[Entries from a dataset of interfaces]
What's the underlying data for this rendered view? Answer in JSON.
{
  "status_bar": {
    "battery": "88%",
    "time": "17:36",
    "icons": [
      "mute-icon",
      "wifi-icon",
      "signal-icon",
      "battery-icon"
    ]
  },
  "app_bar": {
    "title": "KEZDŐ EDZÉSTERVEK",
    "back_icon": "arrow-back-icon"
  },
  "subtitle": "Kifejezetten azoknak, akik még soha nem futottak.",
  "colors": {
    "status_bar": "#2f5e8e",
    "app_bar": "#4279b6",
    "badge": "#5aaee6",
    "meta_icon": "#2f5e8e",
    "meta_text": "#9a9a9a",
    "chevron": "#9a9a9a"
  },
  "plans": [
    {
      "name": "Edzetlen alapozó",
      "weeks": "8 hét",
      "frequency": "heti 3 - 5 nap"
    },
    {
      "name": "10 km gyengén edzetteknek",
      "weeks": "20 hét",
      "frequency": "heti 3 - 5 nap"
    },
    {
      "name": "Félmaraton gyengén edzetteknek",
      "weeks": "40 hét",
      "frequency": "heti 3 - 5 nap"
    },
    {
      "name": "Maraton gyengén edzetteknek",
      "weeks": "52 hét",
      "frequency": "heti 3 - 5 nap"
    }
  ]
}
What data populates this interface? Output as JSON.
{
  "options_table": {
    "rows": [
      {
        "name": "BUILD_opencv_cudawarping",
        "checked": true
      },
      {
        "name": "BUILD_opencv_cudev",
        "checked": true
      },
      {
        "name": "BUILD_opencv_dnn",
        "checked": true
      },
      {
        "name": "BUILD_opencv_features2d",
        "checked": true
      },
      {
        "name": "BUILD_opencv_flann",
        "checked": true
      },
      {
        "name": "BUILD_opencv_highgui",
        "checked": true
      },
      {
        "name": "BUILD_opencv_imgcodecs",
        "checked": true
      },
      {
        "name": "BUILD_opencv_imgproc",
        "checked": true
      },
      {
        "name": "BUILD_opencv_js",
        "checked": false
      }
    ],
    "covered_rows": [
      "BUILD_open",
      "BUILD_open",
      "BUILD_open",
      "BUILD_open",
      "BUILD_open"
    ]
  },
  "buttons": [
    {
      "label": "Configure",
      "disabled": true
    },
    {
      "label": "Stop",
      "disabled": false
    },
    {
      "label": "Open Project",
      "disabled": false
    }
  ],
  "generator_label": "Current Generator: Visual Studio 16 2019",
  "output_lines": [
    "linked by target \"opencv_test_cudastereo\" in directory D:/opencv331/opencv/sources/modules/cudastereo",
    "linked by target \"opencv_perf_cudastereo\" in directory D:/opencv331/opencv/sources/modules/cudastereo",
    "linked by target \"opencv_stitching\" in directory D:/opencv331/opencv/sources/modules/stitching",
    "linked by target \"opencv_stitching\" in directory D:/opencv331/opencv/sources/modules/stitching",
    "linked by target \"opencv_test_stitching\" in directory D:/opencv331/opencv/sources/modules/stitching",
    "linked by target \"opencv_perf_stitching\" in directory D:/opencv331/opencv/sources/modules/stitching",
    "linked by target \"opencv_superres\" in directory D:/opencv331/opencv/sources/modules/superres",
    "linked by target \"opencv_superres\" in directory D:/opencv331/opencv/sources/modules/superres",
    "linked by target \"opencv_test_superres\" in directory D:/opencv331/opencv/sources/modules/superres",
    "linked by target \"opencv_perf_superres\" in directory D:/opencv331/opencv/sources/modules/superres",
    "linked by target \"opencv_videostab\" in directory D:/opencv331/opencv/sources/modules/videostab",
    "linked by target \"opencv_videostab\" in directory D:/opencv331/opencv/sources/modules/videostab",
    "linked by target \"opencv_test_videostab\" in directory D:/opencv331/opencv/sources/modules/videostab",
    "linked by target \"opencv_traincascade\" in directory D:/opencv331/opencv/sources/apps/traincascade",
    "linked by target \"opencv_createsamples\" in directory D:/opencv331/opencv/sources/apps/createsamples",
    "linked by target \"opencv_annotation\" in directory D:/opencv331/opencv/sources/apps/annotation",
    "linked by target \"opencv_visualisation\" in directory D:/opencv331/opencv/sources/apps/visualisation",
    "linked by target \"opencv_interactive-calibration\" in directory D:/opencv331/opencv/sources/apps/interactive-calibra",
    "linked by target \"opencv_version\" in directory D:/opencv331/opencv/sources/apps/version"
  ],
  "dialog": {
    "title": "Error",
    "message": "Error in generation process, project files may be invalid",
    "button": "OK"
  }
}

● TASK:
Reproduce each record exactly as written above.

● TASK SOLUTION:
What's the underlying data for this rendered view? Answer in JSON.
{
  "status_bar": {
    "battery": "88%",
    "time": "17:36",
    "icons": [
      "mute-icon",
      "wifi-icon",
      "signal-icon",
      "battery-icon"
    ]
  },
  "app_bar": {
    "title": "KEZDŐ EDZÉSTERVEK",
    "back_icon": "arrow-back-icon"
  },
  "subtitle": "Kifejezetten azoknak, akik még soha nem futottak.",
  "colors": {
    "status_bar": "#2f5e8e",
    "app_bar": "#4279b6",
    "badge": "#5aaee6",
    "meta_icon": "#2f5e8e",
    "meta_text": "#9a9a9a",
    "chevron": "#9a9a9a"
  },
  "plans": [
    {
      "name": "Edzetlen alapozó",
      "weeks": "8 hét",
      "frequency": "heti 3 - 5 nap"
    },
    {
      "name": "10 km gyengén edzetteknek",
      "weeks": "20 hét",
      "frequency": "heti 3 - 5 nap"
    },
    {
      "name": "Félmaraton gyengén edzetteknek",
      "weeks": "40 hét",
      "frequency": "heti 3 - 5 nap"
    },
    {
      "name": "Maraton gyengén edzetteknek",
      "weeks": "52 hét",
      "frequency": "heti 3 - 5 nap"
    }
  ]
}
What data populates this interface? Output as JSON.
{
  "options_table": {
    "rows": [
      {
        "name": "BUILD_opencv_cudawarping",
        "checked": true
      },
      {
        "name": "BUILD_opencv_cudev",
        "checked": true
      },
      {
        "name": "BUILD_opencv_dnn",
        "checked": true
      },
      {
        "name": "BUILD_opencv_features2d",
        "checked": true
      },
      {
        "name": "BUILD_opencv_flann",
        "checked": true
      },
      {
        "name": "BUILD_opencv_highgui",
        "checked": true
      },
      {
        "name": "BUILD_opencv_imgcodecs",
        "checked": true
      },
      {
        "name": "BUILD_opencv_imgproc",
        "checked": true
      },
      {
        "name": "BUILD_opencv_js",
        "checked": false
      }
    ],
    "covered_rows": [
      "BUILD_open",
      "BUILD_open",
      "BUILD_open",
      "BUILD_open",
      "BUILD_open"
    ]
  },
  "buttons": [
    {
      "label": "Configure",
      "disabled": true
    },
    {
      "label": "Stop",
      "disabled": false
    },
    {
      "label": "Open Project",
      "disabled": false
    }
  ],
  "generator_label": "Current Generator: Visual Studio 16 2019",
  "output_lines": [
    "linked by target \"opencv_test_cudastereo\" in directory D:/opencv331/opencv/sources/modules/cudastereo",
    "linked by target \"opencv_perf_cudastereo\" in directory D:/opencv331/opencv/sources/modules/cudastereo",
    "linked by target \"opencv_stitching\" in directory D:/opencv331/opencv/sources/modules/stitching",
    "linked by target \"opencv_stitching\" in directory D:/opencv331/opencv/sources/modules/stitching",
    "linked by target \"opencv_test_stitching\" in directory D:/opencv331/opencv/sources/modules/stitching",
    "linked by target \"opencv_perf_stitching\" in directory D:/opencv331/opencv/sources/modules/stitching",
    "linked by target \"opencv_superres\" in directory D:/opencv331/opencv/sources/modules/superres",
    "linked by target \"opencv_superres\" in directory D:/opencv331/opencv/sources/modules/superres",
    "linked by target \"opencv_test_superres\" in directory D:/opencv331/opencv/sources/modules/superres",
    "linked by target \"opencv_perf_superres\" in directory D:/opencv331/opencv/sources/modules/superres",
    "linked by target \"opencv_videostab\" in directory D:/opencv331/opencv/sources/modules/videostab",
    "linked by target \"opencv_videostab\" in directory D:/opencv331/opencv/sources/modules/videostab",
    "linked by target \"opencv_test_videostab\" in directory D:/opencv331/opencv/sources/modules/videostab",
    "linked by target \"opencv_traincascade\" in directory D:/opencv331/opencv/sources/apps/traincascade",
    "linked by target \"opencv_createsamples\" in directory D:/opencv331/opencv/sources/apps/createsamples",
    "linked by target \"opencv_annotation\" in directory D:/opencv331/opencv/sources/apps/annotation",
    "linked by target \"opencv_visualisation\" in directory D:/opencv331/opencv/sources/apps/visualisation",
    "linked by target \"opencv_interactive-calibration\" in directory D:/opencv331/opencv/sources/apps/interactive-calibra",
    "linked by target \"opencv_version\" in directory D:/opencv331/opencv/sources/apps/version"
  ],
  "dialog": {
    "title": "Error",
    "message": "Error in generation process, project files may be invalid",
    "button": "OK"
  }
}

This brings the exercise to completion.